Move fast enough and the rest of the world stands still.With Monday's NYT article on Verizon's $23 billion FiOS plan for running fiber-optic cable to 19 million homes, the debate begins again as to whether the company was visionary or stupid. Frankly, I think you need to toss the usual stock market analysis aside and look at competitive fundamentals. Over the next five to 10 years, FiOS may prove to be a giant club in Verizon's hands because it will have the bandwidth for the Internet's future, not its past.

Some critics like Sanford Bernstein analyst Craig Moffett say that Verizon is toast. Moffett thinks Verizon will end up losing $6 billion when all is said and done, and that the cable companies will win the telecom wars.

I find myself more aligned with Om Malik in thinking that Verizon "at least has an offering that addresses the needs of the future broadband users." Except that I go a step further: Verizon has an answer that no one else seems to, and that puts it in a position to control a lot of data business.

On the Internet, data and files only get bigger. Consider not financials, but theoretical download speeds. Verizon is solidly ahead on what it could deliver with a potential of 400 mbps, whereas cable will top out under 200, and DSL and wireless aren't even in the picture. By investing now, Verizon is positioning itself as a natural service leader for consumers and businesses. For anyone else to catch up would require an equivalent network build-out, and the numbers for, say, AT&T's stay-slow strategy aren't that appealing:

[CEO Randall Stephenson] at AT&T should be having nightmares. [The international cable model standard] DOCSIS 3.0 real speed is 4 to 50 times as fast as any service AT&T will have for the better part of a decade. Their top tech people pointed out in 2003 that [AT&T's] U-Verse was a big gamble, because it is far behind what DOCSIS 3.0 will deliver. Randall saved $10 to $20 billing by not running fiber. AT&T's capex is 30 percent less than depreciation. Great for current earnings and cash flow, of course, and [former AT&T CEO Edward Whitacre] made $100 million or more in 2006 on his options and then retired.

Underinvestment is not good for AT&T customers or the nation; it's still unproven what serves shareholders in the long run.
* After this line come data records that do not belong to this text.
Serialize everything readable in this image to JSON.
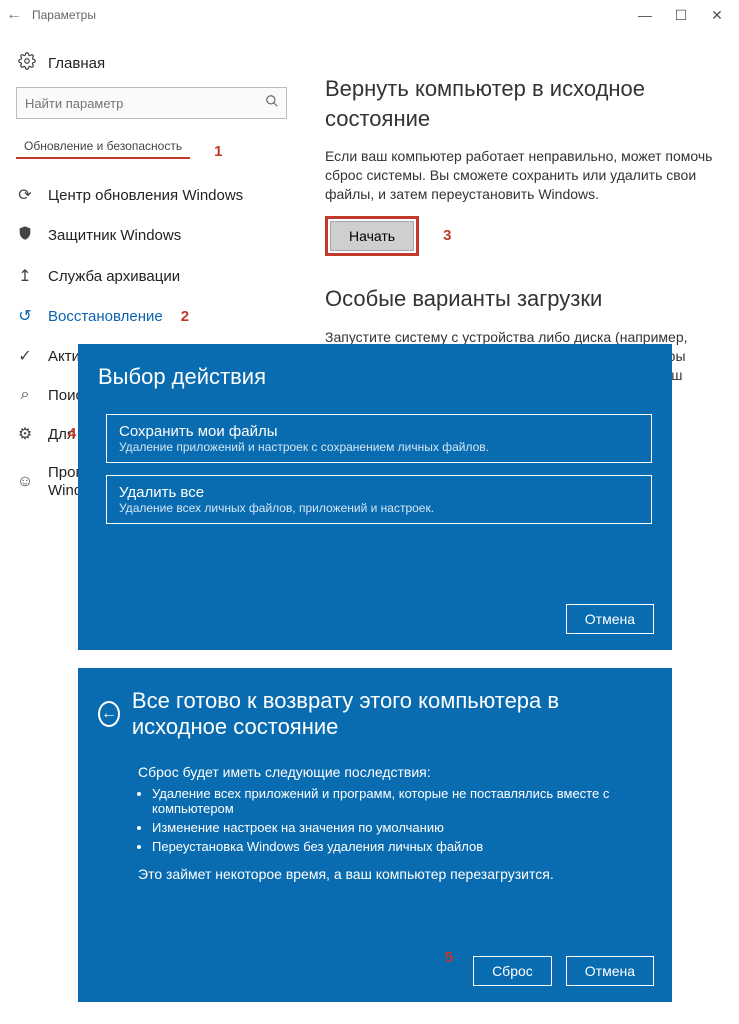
{
  "window": {
    "title": "Параметры"
  },
  "sidebar": {
    "home": "Главная",
    "search_placeholder": "Найти параметр",
    "section_label": "Обновление и безопасность",
    "items": [
      {
        "icon": "sync",
        "label": "Центр обновления Windows"
      },
      {
        "icon": "shield",
        "label": "Защитник Windows"
      },
      {
        "icon": "archive",
        "label": "Служба архивации"
      },
      {
        "icon": "history",
        "label": "Восстановление",
        "selected": true
      },
      {
        "icon": "check",
        "label": "Активация"
      },
      {
        "icon": "search2",
        "label": "Поиск"
      },
      {
        "icon": "dev",
        "label": "Для разработчиков"
      },
      {
        "icon": "insider",
        "label": "Программа предварительной оценки Windows"
      }
    ]
  },
  "content": {
    "reset": {
      "heading": "Вернуть компьютер в исходное состояние",
      "text": "Если ваш компьютер работает неправильно, может помочь сброс системы. Вы сможете сохранить или удалить свои файлы, и затем переустановить Windows.",
      "button": "Начать"
    },
    "advanced": {
      "heading": "Особые варианты загрузки",
      "text": "Запустите систему с устройства либо диска (например, USB-накопителя или DVD-диска), измените параметры загрузки Windows или восстановите ее из образа. Ваш компьютер"
    }
  },
  "dialog_choose": {
    "title": "Выбор действия",
    "options": [
      {
        "title": "Сохранить мои файлы",
        "sub": "Удаление приложений и настроек с сохранением личных файлов."
      },
      {
        "title": "Удалить все",
        "sub": "Удаление всех личных файлов, приложений и настроек."
      }
    ],
    "cancel": "Отмена"
  },
  "dialog_ready": {
    "title": "Все готово к возврату этого компьютера в исходное состояние",
    "intro": "Сброс будет иметь следующие последствия:",
    "bullets": [
      "Удаление всех приложений и программ, которые не поставлялись вместе с компьютером",
      "Изменение настроек на значения по умолчанию",
      "Переустановка Windows без удаления личных файлов"
    ],
    "after": "Это займет некоторое время, а ваш компьютер перезагрузится.",
    "reset": "Сброс",
    "cancel": "Отмена"
  },
  "annotations": {
    "a1": "1",
    "a2": "2",
    "a3": "3",
    "a4": "4",
    "a5": "5"
  }
}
Verizon's willingness to invest for the future is the only strategy that makes sense, at least if they want a chance to dominate a market.

Speeding taxi image courtesy Erik Sherman, all rights reserved.